On writing Rhiannon’s experience with gender identity:
I think our society is on a learning curve about gender, and what defines gender. A is, by the nature of A’s experience, much more open, seeing everything at the human level. Rhiannon, like most of us, is further back on the learning curve, and has to suddenly question her own beliefs and the way she looks at the world, which is an important thing for individuals and societies to do in order to grow to be as just and kind as they should be.
On how LGBTQ changes throughout the years have affected his writing:
What I love about this question is that it is only a period of a dozen years that we’re talking about — but things have changed drastically.
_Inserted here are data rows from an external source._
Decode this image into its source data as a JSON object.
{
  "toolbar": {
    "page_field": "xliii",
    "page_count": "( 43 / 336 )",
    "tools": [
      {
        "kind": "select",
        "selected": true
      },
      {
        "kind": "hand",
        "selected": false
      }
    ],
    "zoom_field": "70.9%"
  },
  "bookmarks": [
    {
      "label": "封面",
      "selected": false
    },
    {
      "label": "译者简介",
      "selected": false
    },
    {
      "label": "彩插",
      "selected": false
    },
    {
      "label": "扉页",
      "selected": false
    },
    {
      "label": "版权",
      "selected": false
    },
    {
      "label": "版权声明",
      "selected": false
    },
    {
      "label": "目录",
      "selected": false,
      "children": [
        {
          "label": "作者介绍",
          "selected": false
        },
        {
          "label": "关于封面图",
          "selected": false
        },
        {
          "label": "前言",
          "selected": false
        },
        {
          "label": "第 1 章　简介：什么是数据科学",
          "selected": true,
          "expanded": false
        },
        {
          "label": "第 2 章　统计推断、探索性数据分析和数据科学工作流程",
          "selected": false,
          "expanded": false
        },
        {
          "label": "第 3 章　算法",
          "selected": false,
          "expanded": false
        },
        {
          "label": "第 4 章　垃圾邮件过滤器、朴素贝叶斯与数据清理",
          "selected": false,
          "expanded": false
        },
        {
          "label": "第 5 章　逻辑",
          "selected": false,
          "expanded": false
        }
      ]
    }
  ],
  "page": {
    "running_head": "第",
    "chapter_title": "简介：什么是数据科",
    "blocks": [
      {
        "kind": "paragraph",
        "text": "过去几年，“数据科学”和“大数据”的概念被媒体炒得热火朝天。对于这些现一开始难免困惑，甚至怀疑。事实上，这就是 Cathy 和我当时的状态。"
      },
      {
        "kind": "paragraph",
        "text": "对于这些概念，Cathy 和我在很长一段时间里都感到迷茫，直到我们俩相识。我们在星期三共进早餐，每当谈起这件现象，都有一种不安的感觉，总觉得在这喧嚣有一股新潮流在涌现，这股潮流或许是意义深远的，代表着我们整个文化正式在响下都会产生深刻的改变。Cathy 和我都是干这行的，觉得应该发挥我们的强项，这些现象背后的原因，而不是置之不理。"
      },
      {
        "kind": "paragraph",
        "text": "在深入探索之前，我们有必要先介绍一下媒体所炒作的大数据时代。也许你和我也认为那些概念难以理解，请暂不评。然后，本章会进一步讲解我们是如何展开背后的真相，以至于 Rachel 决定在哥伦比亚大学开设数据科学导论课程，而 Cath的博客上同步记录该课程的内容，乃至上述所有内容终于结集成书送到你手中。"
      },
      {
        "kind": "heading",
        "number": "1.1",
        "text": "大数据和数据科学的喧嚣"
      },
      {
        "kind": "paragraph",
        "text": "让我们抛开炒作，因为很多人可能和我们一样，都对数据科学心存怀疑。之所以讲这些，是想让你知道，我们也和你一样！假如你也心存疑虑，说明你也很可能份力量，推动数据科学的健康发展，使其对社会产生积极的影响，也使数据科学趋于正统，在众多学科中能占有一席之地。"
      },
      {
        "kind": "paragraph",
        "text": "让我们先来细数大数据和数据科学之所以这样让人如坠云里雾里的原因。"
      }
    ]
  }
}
And the reason they’ve changed drastically is that something that was abstract suddenly became human to a lot of people — the more our stories were told, the more our friends and family and neighbors saw who we are, the more we were able to dismantle prejudices and get to the truth.
We still have plenty of distance to travel, especially in terms of trans rights. But I’ve certainly been emboldened by the progress, and by the proof that stories to matter, because empathy is everything.
On writing LGBTQ characters and themes for the YA audience:
I take care with all of my characters and all of my stories, as any good writer should. I don’t think I take any particularly different approach to write about LGBTQ+ experiences. Being gay myself, it’s certainly coming as much from the interior as it is from observation. Hopefully, if I’m true to myself, the books have an element of truth to them, too. And that tends to be what resonates.
You can also read an excerpt of Chapter 2 of Another Day here or clicking on the image below.